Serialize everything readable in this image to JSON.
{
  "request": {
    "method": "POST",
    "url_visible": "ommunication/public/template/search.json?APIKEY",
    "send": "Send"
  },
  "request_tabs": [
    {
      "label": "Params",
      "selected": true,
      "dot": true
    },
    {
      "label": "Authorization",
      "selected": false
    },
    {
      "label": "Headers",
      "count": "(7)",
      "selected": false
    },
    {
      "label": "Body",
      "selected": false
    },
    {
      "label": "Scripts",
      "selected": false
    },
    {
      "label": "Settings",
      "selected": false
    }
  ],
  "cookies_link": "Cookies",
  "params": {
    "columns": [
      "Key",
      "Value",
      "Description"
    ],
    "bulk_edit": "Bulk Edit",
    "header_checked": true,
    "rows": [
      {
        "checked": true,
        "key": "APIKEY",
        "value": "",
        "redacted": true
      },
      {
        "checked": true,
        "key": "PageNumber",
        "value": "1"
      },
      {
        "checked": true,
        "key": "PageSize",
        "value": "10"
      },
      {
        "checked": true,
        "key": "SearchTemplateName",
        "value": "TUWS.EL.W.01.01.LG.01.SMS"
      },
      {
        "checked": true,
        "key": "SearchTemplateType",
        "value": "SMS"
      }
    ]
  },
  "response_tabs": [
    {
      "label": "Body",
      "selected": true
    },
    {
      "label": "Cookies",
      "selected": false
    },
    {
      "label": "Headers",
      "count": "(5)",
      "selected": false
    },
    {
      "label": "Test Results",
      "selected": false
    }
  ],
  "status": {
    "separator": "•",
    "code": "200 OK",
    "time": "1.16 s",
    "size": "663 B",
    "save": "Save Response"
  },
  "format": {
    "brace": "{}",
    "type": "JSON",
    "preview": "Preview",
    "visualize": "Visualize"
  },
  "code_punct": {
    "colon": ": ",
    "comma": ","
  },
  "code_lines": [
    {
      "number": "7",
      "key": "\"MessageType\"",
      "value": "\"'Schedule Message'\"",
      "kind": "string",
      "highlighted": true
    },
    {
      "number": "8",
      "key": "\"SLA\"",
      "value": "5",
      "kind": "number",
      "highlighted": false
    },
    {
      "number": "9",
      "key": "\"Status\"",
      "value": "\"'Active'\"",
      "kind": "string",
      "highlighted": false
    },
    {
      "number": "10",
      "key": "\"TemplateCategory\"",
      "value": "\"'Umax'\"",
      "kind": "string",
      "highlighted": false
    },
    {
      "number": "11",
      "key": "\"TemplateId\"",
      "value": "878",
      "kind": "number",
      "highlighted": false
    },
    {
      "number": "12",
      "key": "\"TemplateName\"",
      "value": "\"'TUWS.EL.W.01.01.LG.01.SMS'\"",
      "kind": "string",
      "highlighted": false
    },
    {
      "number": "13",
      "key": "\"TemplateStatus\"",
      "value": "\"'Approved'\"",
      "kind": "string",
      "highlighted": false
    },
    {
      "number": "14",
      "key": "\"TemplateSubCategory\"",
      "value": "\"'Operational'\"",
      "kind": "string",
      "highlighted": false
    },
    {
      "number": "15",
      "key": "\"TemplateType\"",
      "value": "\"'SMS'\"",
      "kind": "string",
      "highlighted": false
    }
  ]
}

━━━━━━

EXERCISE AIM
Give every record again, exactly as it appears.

ANSWER SPACE
Serialize everything readable in this image to JSON.
{
  "request": {
    "method": "POST",
    "url_visible": "ommunication/public/template/search.json?APIKEY",
    "send": "Send"
  },
  "request_tabs": [
    {
      "label": "Params",
      "selected": true,
      "dot": true
    },
    {
      "label": "Authorization",
      "selected": false
    },
    {
      "label": "Headers",
      "count": "(7)",
      "selected": false
    },
    {
      "label": "Body",
      "selected": false
    },
    {
      "label": "Scripts",
      "selected": false
    },
    {
      "label": "Settings",
      "selected": false
    }
  ],
  "cookies_link": "Cookies",
  "params": {
    "columns": [
      "Key",
      "Value",
      "Description"
    ],
    "bulk_edit": "Bulk Edit",
    "header_checked": true,
    "rows": [
      {
        "checked": true,
        "key": "APIKEY",
        "value": "",
        "redacted": true
      },
      {
        "checked": true,
        "key": "PageNumber",
        "value": "1"
      },
      {
        "checked": true,
        "key": "PageSize",
        "value": "10"
      },
      {
        "checked": true,
        "key": "SearchTemplateName",
        "value": "TUWS.EL.W.01.01.LG.01.SMS"
      },
      {
        "checked": true,
        "key": "SearchTemplateType",
        "value": "SMS"
      }
    ]
  },
  "response_tabs": [
    {
      "label": "Body",
      "selected": true
    },
    {
      "label": "Cookies",
      "selected": false
    },
    {
      "label": "Headers",
      "count": "(5)",
      "selected": false
    },
    {
      "label": "Test Results",
      "selected": false
    }
  ],
  "status": {
    "separator": "•",
    "code": "200 OK",
    "time": "1.16 s",
    "size": "663 B",
    "save": "Save Response"
  },
  "format": {
    "brace": "{}",
    "type": "JSON",
    "preview": "Preview",
    "visualize": "Visualize"
  },
  "code_punct": {
    "colon": ": ",
    "comma": ","
  },
  "code_lines": [
    {
      "number": "7",
      "key": "\"MessageType\"",
      "value": "\"'Schedule Message'\"",
      "kind": "string",
      "highlighted": true
    },
    {
      "number": "8",
      "key": "\"SLA\"",
      "value": "5",
      "kind": "number",
      "highlighted": false
    },
    {
      "number": "9",
      "key": "\"Status\"",
      "value": "\"'Active'\"",
      "kind": "string",
      "highlighted": false
    },
    {
      "number": "10",
      "key": "\"TemplateCategory\"",
      "value": "\"'Umax'\"",
      "kind": "string",
      "highlighted": false
    },
    {
      "number": "11",
      "key": "\"TemplateId\"",
      "value": "878",
      "kind": "number",
      "highlighted": false
    },
    {
      "number": "12",
      "key": "\"TemplateName\"",
      "value": "\"'TUWS.EL.W.01.01.LG.01.SMS'\"",
      "kind": "string",
      "highlighted": false
    },
    {
      "number": "13",
      "key": "\"TemplateStatus\"",
      "value": "\"'Approved'\"",
      "kind": "string",
      "highlighted": false
    },
    {
      "number": "14",
      "key": "\"TemplateSubCategory\"",
      "value": "\"'Operational'\"",
      "kind": "string",
      "highlighted": false
    },
    {
      "number": "15",
      "key": "\"TemplateType\"",
      "value": "\"'SMS'\"",
      "kind": "string",
      "highlighted": false
    }
  ]
}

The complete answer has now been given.